Data provided:
※
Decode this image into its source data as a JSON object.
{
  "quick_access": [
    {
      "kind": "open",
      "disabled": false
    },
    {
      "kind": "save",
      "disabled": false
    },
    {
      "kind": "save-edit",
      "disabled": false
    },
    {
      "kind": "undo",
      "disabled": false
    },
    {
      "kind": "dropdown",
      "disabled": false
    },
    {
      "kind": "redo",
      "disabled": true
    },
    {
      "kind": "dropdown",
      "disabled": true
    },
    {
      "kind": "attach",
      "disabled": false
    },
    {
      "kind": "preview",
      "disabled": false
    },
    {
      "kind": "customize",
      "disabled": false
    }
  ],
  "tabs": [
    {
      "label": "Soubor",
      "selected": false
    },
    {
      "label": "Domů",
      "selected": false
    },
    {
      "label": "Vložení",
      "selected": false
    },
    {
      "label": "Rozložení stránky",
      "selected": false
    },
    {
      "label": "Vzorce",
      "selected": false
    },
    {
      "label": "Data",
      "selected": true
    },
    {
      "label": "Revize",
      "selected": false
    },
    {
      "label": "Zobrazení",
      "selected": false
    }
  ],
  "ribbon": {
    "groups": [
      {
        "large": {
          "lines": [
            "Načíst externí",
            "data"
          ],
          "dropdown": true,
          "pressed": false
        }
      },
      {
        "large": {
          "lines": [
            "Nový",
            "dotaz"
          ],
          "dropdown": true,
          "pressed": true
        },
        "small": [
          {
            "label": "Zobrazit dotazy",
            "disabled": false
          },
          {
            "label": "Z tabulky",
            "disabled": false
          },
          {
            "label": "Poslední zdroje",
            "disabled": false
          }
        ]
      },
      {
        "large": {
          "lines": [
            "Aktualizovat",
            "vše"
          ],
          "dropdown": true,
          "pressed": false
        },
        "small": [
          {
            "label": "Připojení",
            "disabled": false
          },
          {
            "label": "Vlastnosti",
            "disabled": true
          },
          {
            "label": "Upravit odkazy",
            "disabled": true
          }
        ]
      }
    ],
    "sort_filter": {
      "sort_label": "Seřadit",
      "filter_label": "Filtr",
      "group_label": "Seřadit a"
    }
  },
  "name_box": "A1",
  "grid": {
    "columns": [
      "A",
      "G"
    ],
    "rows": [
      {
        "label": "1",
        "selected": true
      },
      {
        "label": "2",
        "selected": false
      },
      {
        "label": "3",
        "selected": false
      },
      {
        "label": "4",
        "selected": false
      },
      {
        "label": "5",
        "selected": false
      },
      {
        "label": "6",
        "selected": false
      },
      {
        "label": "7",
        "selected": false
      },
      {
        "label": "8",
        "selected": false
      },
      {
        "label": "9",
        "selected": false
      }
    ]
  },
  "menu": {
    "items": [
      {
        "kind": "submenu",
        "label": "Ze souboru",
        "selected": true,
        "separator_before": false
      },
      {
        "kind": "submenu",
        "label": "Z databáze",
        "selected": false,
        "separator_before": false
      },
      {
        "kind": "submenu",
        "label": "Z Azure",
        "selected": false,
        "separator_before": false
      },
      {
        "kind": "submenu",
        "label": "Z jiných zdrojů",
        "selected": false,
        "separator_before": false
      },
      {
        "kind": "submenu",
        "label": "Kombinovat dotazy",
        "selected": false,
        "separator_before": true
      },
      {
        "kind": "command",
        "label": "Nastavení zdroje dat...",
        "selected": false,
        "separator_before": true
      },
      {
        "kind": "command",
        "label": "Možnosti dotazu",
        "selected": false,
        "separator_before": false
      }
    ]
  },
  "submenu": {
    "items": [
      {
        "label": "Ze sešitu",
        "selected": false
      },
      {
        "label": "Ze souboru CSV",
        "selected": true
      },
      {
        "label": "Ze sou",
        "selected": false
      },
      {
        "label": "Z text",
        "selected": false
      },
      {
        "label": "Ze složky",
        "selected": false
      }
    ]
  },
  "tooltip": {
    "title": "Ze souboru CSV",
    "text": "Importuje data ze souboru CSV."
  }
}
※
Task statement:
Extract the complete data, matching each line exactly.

Solved problem:
Decode this image into its source data as a JSON object.
{
  "quick_access": [
    {
      "kind": "open",
      "disabled": false
    },
    {
      "kind": "save",
      "disabled": false
    },
    {
      "kind": "save-edit",
      "disabled": false
    },
    {
      "kind": "undo",
      "disabled": false
    },
    {
      "kind": "dropdown",
      "disabled": false
    },
    {
      "kind": "redo",
      "disabled": true
    },
    {
      "kind": "dropdown",
      "disabled": true
    },
    {
      "kind": "attach",
      "disabled": false
    },
    {
      "kind": "preview",
      "disabled": false
    },
    {
      "kind": "customize",
      "disabled": false
    }
  ],
  "tabs": [
    {
      "label": "Soubor",
      "selected": false
    },
    {
      "label": "Domů",
      "selected": false
    },
    {
      "label": "Vložení",
      "selected": false
    },
    {
      "label": "Rozložení stránky",
      "selected": false
    },
    {
      "label": "Vzorce",
      "selected": false
    },
    {
      "label": "Data",
      "selected": true
    },
    {
      "label": "Revize",
      "selected": false
    },
    {
      "label": "Zobrazení",
      "selected": false
    }
  ],
  "ribbon": {
    "groups": [
      {
        "large": {
          "lines": [
            "Načíst externí",
            "data"
          ],
          "dropdown": true,
          "pressed": false
        }
      },
      {
        "large": {
          "lines": [
            "Nový",
            "dotaz"
          ],
          "dropdown": true,
          "pressed": true
        },
        "small": [
          {
            "label": "Zobrazit dotazy",
            "disabled": false
          },
          {
            "label": "Z tabulky",
            "disabled": false
          },
          {
            "label": "Poslední zdroje",
            "disabled": false
          }
        ]
      },
      {
        "large": {
          "lines": [
            "Aktualizovat",
            "vše"
          ],
          "dropdown": true,
          "pressed": false
        },
        "small": [
          {
            "label": "Připojení",
            "disabled": false
          },
          {
            "label": "Vlastnosti",
            "disabled": true
          },
          {
            "label": "Upravit odkazy",
            "disabled": true
          }
        ]
      }
    ],
    "sort_filter": {
      "sort_label": "Seřadit",
      "filter_label": "Filtr",
      "group_label": "Seřadit a"
    }
  },
  "name_box": "A1",
  "grid": {
    "columns": [
      "A",
      "G"
    ],
    "rows": [
      {
        "label": "1",
        "selected": true
      },
      {
        "label": "2",
        "selected": false
      },
      {
        "label": "3",
        "selected": false
      },
      {
        "label": "4",
        "selected": false
      },
      {
        "label": "5",
        "selected": false
      },
      {
        "label": "6",
        "selected": false
      },
      {
        "label": "7",
        "selected": false
      },
      {
        "label": "8",
        "selected": false
      },
      {
        "label": "9",
        "selected": false
      }
    ]
  },
  "menu": {
    "items": [
      {
        "kind": "submenu",
        "label": "Ze souboru",
        "selected": true,
        "separator_before": false
      },
      {
        "kind": "submenu",
        "label": "Z databáze",
        "selected": false,
        "separator_before": false
      },
      {
        "kind": "submenu",
        "label": "Z Azure",
        "selected": false,
        "separator_before": false
      },
      {
        "kind": "submenu",
        "label": "Z jiných zdrojů",
        "selected": false,
        "separator_before": false
      },
      {
        "kind": "submenu",
        "label": "Kombinovat dotazy",
        "selected": false,
        "separator_before": true
      },
      {
        "kind": "command",
        "label": "Nastavení zdroje dat...",
        "selected": false,
        "separator_before": true
      },
      {
        "kind": "command",
        "label": "Možnosti dotazu",
        "selected": false,
        "separator_before": false
      }
    ]
  },
  "submenu": {
    "items": [
      {
        "label": "Ze sešitu",
        "selected": false
      },
      {
        "label": "Ze souboru CSV",
        "selected": true
      },
      {
        "label": "Ze sou",
        "selected": false
      },
      {
        "label": "Z text",
        "selected": false
      },
      {
        "label": "Ze složky",
        "selected": false
      }
    ]
  },
  "tooltip": {
    "title": "Ze souboru CSV",
    "text": "Importuje data ze souboru CSV."
  }
}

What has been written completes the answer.